EG: Now is the time I usually ask what you like to do outside of work, but you just retired, so I guess my question is: What are you up to now? You said you have two kids—are you spending more family time together? 

BF: Absolutely. I spend lots of time with them. They’re the two cutest, funniest little boys—but doesn’t every mother say that? [laughs] 

I love to travel. I’ve always had this dream that I would live in a foreign country—not move there, but just spend a few months every year to embrace a culture, and so we rented a house in Italy for next summer! I’m taking my boys over and my husband’s going to find a few days to come over and see us; he still works and is like, “Seriously? You’re doing what?” [laughs] 

Of course, I love designing and decorating. There’s something about when I travel or when I’m decorating—I get into “the hunt,” or whatever you’d call it, for the perfect thing for a space or an event. When I travel, I usually pick something up that becomes an inspiration piece for a little project, whether it be decorating a room or throwing a party. 

EG: What’s your advice to aspiring female entrepreneurs and corporate executives to advance their own careers? What would you say to those hoping to join C200 one day? 

BF: Just be true to yourself.
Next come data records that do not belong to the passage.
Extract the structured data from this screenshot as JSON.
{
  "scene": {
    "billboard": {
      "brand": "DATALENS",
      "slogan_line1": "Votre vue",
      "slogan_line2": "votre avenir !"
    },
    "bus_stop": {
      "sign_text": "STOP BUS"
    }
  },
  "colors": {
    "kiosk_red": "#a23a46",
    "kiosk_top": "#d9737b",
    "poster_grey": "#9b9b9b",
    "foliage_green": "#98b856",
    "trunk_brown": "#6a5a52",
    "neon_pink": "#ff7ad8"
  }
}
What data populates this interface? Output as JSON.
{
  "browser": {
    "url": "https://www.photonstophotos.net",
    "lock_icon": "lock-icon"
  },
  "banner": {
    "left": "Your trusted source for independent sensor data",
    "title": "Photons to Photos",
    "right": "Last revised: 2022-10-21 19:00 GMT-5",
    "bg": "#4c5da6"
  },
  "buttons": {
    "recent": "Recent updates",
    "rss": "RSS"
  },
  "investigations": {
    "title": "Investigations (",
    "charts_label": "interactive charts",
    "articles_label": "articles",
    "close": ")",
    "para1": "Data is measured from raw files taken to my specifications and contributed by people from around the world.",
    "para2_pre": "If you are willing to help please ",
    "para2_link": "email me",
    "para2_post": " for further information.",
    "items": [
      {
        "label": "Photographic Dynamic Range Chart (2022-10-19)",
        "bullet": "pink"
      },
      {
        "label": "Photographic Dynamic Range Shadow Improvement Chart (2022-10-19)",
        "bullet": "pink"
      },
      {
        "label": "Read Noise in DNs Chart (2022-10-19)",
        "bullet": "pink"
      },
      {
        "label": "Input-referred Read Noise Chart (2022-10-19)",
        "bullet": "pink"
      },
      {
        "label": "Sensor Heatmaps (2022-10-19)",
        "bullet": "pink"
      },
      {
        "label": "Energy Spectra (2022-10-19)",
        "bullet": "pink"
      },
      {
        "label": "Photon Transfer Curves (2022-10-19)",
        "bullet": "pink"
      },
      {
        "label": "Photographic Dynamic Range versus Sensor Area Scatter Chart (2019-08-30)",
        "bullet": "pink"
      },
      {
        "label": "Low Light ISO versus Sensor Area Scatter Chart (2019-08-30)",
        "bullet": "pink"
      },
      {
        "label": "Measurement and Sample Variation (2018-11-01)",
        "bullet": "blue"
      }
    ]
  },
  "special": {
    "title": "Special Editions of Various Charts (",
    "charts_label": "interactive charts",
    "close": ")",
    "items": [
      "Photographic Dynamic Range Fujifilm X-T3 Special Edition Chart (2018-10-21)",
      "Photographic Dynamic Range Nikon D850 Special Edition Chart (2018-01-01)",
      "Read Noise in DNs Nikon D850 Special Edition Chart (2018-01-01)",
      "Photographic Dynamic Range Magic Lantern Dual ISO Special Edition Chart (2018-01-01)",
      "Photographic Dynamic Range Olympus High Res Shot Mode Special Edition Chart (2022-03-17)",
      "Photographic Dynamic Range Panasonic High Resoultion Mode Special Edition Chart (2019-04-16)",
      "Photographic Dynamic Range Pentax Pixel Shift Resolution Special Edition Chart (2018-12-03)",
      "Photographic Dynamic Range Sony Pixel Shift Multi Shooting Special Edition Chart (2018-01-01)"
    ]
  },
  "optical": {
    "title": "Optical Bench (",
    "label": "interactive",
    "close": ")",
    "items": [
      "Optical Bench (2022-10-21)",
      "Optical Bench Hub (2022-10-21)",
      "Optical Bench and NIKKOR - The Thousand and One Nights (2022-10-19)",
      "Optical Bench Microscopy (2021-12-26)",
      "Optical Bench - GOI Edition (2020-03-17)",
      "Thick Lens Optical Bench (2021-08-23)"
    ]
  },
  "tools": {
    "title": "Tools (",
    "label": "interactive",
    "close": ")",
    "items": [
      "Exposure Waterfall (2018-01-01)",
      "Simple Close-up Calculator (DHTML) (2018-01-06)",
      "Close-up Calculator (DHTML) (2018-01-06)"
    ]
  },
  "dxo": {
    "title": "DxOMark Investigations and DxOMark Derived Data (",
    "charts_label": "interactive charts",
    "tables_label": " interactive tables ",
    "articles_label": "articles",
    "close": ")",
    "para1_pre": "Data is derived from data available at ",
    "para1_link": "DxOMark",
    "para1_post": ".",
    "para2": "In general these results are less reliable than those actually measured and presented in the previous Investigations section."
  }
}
To return to that marketing and advertising mindset, it’s also about creating a great brand for yourself. I remember something strangely profound that one of my brothers said to me when I was really little. He said, “Beth, your brand lives with you; the world is small. What you do and how you treat people will follow you for the rest of your life, so create a good brand for yourself.” Looking back on that moment, he was probably 13 or 14 when he told me that. 

EG: I don’t think I was that cognizant at that age! 

BF: Me neither. It’s influenced how I think about everything. I tell my 7-year-old son all the time to be a nice person, a hard worker, proud of whoever you are, and to stick to your brand. Don’t divert because people want you to do something different. My grandmother, who passed away at nearly 104 years old, would say all the time, “When in doubt, Bethie, don’t do it.” That stuck with me when I was making decisions at work and now personally; if I doubt it or it doesn’t feel right, I just don’t do it. 

EG: Trusting your gut is key. 

BF: I do think that’s something women have over men. We have heightened intuition. I feel that there’s a high moral and ethical responsibility to do the right thing, and I expect greatness from myself and the people I surround myself with. I think of it as being a coach on any sports team: who do you want on your team? Sometimes I don’t want the best athlete; sometimes, I want the most positive or hardest working person. There’s an athleticism in business and there is the softer side of business, where intuition lives. I firmly believe intuition is very different in the female mindset than in men, and that’s something women can leverage in the business world to everyone’s benefit. 

EG: What are you most excited about as a new C200 member? What does C200 mean to you? 

BF: I didn’t know I was going to be so excited about joining C200 until I started joining the virtual forums, calls, and webinars. I just love sitting there and hearing these amazing things that women have done. Being able to learn from them in this environment is something I’ve never had before.  

To me, C200 is part of this continuous desire to learn and grow that is innate in humans. We should always be continuously learning, and I see this as a community where I get to learn more and learn it from people that have really done it, versus from a professor in a classroom that has never stepped foot in a board room.  

Even though I’m retired from business and want to go down this design route, I don’t want to lose the love that I have for business because I love solving the big complex problems that you get with it. Being a part of several boards helps keep my skills fresh, and I believe C200 will be another part of that. I can teach others what I’ve learned all these years, but still give myself space to go and explore something new and different.